Sexuality is a Part of History, and No Less Important
When I write, a movie often plays out in my head. As the story progresses and the main and supporting characters—young feisty women and virile men, often warriors—are thrown together, it’s only natural that at times they feel longings and passions. If as moviegoers we can watch the expression of lovemaking, then is there not a place for it in a romantic historical?
Sexuality, passion, and romance, aside from money, do run the world or at least keep it populated! Thousands of readers and viewers were drawn to the passionate relationship between Jamie and Claire in Outlander. In The Game of Thrones, sexuality and passion also motivate the characters whether in the form of love, lust, power, or revenge.
Thanks to the fusion of historical and historical romance novels into ‘romantic historical’, modern readers view history, an array of characters, and human sexuality as essential to the art of historical fiction. The romantic historical is a hybrid genre come to life and worthy of recognition.
If you enjoy traveling back in time, why not find a romantic historical—or more commonly known as a historical romance—novel that will carry you through the pages and may even include a mystery, fantasy or just an epic tale.
*Romantic historical/Historical romance is one of the highest selling genres in the publishing marketplace.
“…at least keep it populated!” For sure! Loved your first book. Looking forward to reading the sequel when it comes out.
Cynthia Ripley Miller says
Thanks, Ron. BTW,Pleasurable population ain’t too bad. 🙂
Alaine Williams says
I like it when people come together and share ideas.
Great blog, stick with it!
Cynthia Ripley Miller says
Alaine, thanks for your support. It’s a feel good for me.
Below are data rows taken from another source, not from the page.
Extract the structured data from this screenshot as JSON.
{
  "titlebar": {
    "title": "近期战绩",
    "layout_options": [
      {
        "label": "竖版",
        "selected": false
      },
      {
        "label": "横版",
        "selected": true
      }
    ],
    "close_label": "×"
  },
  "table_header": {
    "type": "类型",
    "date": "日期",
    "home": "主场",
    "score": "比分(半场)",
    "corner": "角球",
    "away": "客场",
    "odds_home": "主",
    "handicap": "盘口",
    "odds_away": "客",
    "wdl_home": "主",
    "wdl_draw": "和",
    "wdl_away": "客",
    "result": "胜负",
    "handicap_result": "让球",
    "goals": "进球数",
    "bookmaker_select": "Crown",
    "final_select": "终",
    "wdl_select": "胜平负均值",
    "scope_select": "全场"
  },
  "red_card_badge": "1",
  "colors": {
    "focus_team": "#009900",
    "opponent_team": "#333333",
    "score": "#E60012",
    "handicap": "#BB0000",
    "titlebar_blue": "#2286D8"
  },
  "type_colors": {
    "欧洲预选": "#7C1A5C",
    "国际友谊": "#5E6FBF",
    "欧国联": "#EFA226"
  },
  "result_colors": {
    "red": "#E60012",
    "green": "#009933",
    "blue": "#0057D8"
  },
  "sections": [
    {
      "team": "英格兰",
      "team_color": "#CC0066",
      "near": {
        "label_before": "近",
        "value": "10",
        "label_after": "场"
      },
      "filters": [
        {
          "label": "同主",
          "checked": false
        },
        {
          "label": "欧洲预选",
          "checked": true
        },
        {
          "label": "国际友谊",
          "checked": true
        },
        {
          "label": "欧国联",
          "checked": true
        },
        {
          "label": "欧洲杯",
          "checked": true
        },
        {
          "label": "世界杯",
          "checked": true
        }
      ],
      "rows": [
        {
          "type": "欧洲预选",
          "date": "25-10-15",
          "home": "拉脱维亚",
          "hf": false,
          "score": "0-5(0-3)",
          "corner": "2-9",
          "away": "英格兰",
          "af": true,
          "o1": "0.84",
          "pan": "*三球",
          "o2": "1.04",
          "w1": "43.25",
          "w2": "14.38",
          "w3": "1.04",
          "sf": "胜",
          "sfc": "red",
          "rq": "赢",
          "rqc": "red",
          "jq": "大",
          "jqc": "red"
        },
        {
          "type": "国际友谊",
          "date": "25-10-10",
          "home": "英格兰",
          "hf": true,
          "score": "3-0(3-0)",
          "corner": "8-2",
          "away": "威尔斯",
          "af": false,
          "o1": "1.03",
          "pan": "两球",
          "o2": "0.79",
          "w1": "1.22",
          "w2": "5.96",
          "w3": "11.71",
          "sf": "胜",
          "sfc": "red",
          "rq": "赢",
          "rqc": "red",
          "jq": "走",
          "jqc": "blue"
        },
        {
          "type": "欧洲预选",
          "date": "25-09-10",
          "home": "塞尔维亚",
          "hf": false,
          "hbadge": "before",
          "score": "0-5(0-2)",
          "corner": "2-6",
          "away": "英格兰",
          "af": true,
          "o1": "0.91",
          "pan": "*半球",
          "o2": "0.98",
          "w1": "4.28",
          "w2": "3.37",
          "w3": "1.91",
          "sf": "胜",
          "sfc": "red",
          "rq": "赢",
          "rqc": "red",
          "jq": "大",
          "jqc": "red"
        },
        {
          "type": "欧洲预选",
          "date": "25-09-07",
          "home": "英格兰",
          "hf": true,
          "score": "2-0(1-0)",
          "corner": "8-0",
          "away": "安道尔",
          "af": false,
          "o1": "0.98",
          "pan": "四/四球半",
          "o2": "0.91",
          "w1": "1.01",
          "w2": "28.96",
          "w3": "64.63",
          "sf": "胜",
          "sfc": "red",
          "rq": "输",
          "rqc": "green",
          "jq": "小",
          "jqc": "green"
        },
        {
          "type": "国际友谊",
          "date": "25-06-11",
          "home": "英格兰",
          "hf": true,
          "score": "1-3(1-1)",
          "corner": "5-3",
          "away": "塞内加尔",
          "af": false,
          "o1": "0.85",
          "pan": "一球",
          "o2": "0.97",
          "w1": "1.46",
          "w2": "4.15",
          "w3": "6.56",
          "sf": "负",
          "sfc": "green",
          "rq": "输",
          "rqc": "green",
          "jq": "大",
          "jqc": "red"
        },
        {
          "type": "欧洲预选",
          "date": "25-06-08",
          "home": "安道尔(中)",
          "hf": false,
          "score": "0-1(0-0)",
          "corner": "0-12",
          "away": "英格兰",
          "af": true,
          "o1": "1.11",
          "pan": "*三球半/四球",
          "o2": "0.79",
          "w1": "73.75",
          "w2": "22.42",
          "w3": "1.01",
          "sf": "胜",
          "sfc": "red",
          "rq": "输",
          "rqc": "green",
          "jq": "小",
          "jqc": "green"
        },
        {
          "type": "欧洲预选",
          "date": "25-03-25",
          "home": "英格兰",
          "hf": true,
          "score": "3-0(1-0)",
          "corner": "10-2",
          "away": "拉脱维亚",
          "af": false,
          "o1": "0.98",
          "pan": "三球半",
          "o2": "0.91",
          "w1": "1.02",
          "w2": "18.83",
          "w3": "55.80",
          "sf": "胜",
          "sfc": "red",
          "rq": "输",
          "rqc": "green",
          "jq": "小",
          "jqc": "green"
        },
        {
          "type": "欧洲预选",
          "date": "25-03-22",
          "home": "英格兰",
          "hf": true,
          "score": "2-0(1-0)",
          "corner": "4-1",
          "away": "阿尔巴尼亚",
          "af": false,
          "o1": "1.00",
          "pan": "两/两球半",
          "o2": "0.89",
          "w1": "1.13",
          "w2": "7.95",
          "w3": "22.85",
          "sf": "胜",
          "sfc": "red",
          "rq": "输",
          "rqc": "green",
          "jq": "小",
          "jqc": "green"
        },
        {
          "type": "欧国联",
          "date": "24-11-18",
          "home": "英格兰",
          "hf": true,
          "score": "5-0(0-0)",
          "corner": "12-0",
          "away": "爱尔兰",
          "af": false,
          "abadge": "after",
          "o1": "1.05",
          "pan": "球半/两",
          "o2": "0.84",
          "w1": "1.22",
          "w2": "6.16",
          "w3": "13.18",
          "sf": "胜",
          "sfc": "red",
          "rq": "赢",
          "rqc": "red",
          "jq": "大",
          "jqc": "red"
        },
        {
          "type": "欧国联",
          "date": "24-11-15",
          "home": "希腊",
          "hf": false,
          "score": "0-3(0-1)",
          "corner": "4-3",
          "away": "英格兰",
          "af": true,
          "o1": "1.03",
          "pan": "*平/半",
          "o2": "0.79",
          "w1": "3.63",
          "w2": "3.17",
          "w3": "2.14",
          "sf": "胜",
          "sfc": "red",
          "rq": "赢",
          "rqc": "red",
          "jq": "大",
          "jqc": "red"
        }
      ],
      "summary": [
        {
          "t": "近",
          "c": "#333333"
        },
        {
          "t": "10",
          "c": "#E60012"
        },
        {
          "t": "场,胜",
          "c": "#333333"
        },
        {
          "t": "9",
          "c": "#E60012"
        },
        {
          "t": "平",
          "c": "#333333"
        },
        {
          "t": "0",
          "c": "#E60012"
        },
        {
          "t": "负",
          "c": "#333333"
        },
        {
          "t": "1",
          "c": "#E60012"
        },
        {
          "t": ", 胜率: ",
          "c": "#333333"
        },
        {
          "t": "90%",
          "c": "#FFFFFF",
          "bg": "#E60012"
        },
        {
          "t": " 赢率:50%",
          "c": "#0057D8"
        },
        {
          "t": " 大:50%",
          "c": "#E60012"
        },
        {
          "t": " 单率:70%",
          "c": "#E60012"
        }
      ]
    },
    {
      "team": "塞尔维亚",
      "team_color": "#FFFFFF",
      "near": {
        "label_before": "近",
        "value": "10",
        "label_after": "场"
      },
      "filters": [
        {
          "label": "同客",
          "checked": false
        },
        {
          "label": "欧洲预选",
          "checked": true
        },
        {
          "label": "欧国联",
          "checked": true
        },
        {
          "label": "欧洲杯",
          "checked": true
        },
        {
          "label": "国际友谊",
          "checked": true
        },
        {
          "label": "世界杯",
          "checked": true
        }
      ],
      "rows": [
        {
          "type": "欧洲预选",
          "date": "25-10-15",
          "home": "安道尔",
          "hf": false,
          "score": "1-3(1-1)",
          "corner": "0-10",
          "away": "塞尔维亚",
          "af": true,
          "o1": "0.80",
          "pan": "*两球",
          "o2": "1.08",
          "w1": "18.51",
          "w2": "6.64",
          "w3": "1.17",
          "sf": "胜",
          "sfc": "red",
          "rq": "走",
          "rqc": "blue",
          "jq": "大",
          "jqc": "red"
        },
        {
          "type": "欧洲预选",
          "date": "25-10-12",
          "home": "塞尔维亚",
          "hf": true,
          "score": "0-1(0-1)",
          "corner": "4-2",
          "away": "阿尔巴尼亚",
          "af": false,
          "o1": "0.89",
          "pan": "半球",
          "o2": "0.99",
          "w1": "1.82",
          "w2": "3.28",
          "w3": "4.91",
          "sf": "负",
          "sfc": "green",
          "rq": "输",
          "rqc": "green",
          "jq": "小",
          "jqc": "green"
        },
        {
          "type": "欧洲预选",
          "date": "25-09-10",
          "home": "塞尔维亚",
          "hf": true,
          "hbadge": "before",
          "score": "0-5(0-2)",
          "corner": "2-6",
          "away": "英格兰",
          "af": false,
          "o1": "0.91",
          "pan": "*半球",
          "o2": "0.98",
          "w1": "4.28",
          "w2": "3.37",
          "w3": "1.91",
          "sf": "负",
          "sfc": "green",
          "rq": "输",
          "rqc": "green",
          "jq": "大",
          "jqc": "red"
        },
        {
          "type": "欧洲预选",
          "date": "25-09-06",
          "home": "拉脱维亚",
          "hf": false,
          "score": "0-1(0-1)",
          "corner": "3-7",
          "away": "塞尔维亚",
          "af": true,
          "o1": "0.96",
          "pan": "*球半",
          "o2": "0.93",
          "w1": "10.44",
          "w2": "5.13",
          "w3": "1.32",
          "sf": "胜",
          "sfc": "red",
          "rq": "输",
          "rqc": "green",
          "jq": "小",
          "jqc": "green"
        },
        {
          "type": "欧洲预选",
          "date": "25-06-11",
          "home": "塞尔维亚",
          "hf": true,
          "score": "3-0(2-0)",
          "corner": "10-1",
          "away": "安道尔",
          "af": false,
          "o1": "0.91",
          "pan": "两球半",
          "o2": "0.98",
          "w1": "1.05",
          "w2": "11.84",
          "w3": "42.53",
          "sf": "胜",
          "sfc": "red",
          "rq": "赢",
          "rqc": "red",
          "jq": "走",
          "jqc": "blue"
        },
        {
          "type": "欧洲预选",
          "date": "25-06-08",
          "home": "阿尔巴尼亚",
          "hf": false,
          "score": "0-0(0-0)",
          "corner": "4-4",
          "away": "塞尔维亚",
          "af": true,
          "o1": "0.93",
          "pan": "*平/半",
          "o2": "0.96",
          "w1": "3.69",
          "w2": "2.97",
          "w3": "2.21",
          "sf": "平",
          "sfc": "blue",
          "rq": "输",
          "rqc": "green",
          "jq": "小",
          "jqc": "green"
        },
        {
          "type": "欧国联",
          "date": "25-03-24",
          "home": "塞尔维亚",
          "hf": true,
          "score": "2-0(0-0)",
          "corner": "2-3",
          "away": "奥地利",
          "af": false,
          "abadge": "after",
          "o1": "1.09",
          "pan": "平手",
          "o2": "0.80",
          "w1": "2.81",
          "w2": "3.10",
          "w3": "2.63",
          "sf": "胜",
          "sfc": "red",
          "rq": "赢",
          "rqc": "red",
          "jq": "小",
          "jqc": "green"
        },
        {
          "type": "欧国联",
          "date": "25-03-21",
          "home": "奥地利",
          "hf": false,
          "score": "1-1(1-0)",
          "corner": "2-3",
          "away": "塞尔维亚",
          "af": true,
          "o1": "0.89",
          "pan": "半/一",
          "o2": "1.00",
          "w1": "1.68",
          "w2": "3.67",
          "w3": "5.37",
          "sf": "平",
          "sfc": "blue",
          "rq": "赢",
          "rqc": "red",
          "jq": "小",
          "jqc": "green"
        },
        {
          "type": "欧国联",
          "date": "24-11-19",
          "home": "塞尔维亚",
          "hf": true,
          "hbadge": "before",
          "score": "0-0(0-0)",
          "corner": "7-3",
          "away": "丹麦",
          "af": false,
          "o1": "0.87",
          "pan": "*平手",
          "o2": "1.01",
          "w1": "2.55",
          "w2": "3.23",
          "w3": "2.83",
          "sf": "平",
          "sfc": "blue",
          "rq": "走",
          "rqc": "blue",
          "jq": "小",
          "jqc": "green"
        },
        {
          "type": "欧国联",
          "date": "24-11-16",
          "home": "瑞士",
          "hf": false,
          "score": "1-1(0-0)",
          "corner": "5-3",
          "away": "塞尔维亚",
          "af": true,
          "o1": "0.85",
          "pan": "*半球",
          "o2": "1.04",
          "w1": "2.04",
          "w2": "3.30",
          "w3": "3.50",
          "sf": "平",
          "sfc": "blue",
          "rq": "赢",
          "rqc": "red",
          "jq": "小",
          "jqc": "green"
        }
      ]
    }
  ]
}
Cynthia Ripley Miller says
Thank you, Ajay for your support. I enjoy trying to bring interesting articles to my blog.